The United States Postal Inspection Service (USPIS), the law enforcement arm of the United States Postal Service, has conducted a audit from the way you conduct cryptocurrency-related research and found that there is significant room for improvement.
Notably, the USPIS handled only a small number of crypto-related cases during the two fiscal years under review, 2019 and 2020, with a total of four closed cases for which postal inspectors seized crypto as evidence during an investigation and another nine. cases that were managed under the USPIS “Cryptocurrency Funds Program”, established in 2017.
This program was intended to specify standards and policies that can help account for cryptocurrency transactions during investigations and reduce associated operational risks. As the report has emphasized, this is particularly important given that “the anonymity of cryptocurrency transactions and significant fluctuations in the value of cryptocurrencies create opportunities for abuse or theft when used during law enforcement activities.”
Despite the small volume of crypto-related activities, the USPS Office of Inspector General (OIG) had determined Earlier this year, a self-initiated audit was necessary in light of the fact that cryptocurrencies can often be the “preferred medium of exchange” for illicit activities such as ransomware campaigns, online scams, and money laundering.
In evaluating operations during the two fiscal years under review, the audit report identified a “lack of standardized training” for USPIS employees regarding cryptocurrencies. This meant that postal inspectors who conducted undercover investigations and purchased cryptocurrencies as part of their activities did not adhere to the guidance that had been established as part of the Cryptocurrency Fund Program.

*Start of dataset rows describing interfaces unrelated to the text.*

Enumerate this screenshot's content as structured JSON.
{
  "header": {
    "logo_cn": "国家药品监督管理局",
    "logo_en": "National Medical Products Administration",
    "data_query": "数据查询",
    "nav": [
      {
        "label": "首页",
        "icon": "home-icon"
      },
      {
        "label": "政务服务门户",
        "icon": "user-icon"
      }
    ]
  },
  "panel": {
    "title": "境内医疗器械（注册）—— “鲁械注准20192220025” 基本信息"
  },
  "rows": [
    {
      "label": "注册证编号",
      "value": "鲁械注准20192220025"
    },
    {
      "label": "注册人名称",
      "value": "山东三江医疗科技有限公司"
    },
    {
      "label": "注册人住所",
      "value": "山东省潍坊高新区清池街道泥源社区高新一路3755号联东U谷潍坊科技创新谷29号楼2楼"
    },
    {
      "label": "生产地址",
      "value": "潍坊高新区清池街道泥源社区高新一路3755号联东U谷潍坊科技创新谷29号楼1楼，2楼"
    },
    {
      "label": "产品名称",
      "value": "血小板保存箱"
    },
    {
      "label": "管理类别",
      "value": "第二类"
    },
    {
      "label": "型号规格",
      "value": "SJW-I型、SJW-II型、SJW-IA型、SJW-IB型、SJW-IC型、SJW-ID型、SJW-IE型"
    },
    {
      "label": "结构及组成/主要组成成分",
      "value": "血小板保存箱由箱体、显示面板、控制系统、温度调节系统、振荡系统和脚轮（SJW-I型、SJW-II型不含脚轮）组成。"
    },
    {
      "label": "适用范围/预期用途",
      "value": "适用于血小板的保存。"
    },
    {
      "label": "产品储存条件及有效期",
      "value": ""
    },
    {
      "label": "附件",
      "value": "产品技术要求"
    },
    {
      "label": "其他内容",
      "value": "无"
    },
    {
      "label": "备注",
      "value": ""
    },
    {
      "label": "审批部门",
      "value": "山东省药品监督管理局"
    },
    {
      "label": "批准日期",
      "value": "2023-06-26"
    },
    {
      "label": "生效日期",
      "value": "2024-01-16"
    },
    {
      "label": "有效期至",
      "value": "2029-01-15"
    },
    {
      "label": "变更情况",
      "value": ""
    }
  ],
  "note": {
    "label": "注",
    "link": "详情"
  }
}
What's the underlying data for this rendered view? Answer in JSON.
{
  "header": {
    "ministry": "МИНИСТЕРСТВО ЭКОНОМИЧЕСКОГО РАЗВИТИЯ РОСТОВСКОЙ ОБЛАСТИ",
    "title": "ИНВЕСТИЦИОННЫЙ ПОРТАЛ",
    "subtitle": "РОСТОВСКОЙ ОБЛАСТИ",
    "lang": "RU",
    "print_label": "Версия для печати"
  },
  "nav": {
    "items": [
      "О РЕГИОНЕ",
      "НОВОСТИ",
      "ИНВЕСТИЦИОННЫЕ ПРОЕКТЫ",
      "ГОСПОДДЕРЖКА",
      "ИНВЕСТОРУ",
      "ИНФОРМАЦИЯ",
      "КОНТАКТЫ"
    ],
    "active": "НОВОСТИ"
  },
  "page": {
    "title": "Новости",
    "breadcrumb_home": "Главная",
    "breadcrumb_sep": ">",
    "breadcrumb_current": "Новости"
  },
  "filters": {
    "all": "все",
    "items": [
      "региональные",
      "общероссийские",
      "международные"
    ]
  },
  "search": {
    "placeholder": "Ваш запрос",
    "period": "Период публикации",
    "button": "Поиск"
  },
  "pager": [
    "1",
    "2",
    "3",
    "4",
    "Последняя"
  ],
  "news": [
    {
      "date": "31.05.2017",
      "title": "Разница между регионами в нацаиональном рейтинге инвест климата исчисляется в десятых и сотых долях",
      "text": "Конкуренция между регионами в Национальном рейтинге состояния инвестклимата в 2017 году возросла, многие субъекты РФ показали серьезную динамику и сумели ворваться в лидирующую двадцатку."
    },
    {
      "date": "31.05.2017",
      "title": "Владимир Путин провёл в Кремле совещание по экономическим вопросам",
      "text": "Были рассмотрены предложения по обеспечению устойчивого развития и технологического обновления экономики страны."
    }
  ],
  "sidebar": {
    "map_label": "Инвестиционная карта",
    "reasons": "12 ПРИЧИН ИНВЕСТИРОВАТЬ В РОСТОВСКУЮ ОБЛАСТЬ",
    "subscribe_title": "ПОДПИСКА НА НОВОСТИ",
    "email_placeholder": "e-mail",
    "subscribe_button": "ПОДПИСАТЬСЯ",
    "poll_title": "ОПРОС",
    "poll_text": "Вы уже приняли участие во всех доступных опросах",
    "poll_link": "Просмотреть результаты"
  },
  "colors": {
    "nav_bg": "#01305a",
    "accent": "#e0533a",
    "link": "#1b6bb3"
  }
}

While in some cases the inspectors used the program to account for the crypto transactions they conduct for research purposes, the audit found that there are many legitimate instances where use of the program may not be possible, such as when certain crypto providers only accept payments in the form of specific private cryptocurrencies.
In these cases, the inspectors were required to request standard research funds in the form of US dollars and were personally responsible for all crypto-fiat conversions and the management of unused research funds.
It is in these scenarios where the audit identified a failure in communication between management and inspectors, which means that program managers are currently “unable to account for the total amount of cryptocurrencies used for investigation purposes in the Inspection Service. Postcard”.
Therefore, the auditors were asked to perform a manual keyword search for various crypto-related terms to try to determine whether or not crypto had been used in certain investigation cases, finding 1,064 unique case numbers that will now need to be checked manually. On this point, the audit report concluded:
“The Program cannot accomplish one of its primary purposes: to help postal inspectors manage the challenges associated with the inherent volatility of cryptocurrency, ultimately leaving the Postal Inspection Service susceptible to theft, abuse, and mismanagement of federal funds. “
The audit report recommended that going forward, the USPIS should ensure that the Cryptocurrency Fund Program has the information it needs to provide oversight and that the agency also develop a comprehensive cryptocurrency training program for all inspectors. In addition, it has recommended a current data management review for investigative transactions, which have been inaccurate and include duplicates, again affecting the agency’s ability to accurately track and manage its law enforcement activities related to cryptography.
Related: Darknet, cryptocurrency, and two intersecting health crises
According For Margaret McDavid, Deputy Assistant Inspector General of the Information Technology and Inspection Services Directorate of the OIG Office of Audit, the USPIS was “involved in joint efforts to dismantle the Wall Street Dark Web Marketplace” in 2019, leading to the seizure of more than $ 25 million in crypto.